When you understand the nature of a thing, it becomes simple to predict an outcome.
When you understand the nature of a conflict, it becomes simple to manage it.
Simple, but not easy.
We confuse the simple with the easy because we desire to attain outcomes that “work” for us with a minimal amount of emotional effort expended on our part.
We confuse simple with easy because confrontation is hard, and increasingly, we communicate in a world that rewards avoidance in the face of increasingly seemingly intractable, conflict.
We confuse simple with easy, because understanding the nature of anything—from the science of managing conflict to the science of climate change—requires critical thinking, objective reasoning, and the emotional bandwidth to be surprised, be delighted, and to be wrong.
Predicting outcomes from human behavior is dicey at best. But since human beings seek to bring reason to a world that appears to be in chaos, the ordering of patterns and the innate desire for reason, combine to fool us into thinking that outcomes are predictable.
Once, of course, you understand the nature of the outcome you’re predicting.
When we don’t take the time to understand the nature of the conflict we’re in, because we don’t care about the outcome, we disagree with the other party, we think that we’re right and they’re wrong, or we don’t engage with critical thinking and reasoning, then we search and seek for the easy answer.
The simple solution, the jiu-jitsu, that will make all our conflicts, our problems, and the other party, either disappear or change to suit us.
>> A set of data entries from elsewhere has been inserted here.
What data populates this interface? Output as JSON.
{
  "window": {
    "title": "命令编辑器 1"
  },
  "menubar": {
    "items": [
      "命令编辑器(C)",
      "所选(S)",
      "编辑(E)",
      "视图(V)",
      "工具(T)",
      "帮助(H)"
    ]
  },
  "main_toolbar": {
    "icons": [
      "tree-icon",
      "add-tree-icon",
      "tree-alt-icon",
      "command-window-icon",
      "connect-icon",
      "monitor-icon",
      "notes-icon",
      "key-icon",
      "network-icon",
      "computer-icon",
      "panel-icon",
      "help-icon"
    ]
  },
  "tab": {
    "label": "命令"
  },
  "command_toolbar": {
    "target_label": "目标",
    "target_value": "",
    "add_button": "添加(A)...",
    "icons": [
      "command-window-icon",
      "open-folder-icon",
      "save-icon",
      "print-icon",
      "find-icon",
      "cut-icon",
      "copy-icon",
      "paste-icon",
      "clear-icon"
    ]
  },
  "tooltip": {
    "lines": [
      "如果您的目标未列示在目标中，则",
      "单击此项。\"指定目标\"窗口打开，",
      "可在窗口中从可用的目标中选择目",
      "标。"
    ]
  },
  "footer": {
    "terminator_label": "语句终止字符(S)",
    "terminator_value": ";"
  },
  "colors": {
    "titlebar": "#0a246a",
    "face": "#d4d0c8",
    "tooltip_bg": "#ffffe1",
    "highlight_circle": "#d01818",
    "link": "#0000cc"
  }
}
When you understand the nature of a conflict that you’re in, it becomes simple to seek, not the quick and easy solution, but the patience to deal with the ambiguity of a long, and complicated solution, without getting angry, defensive, or disruptive.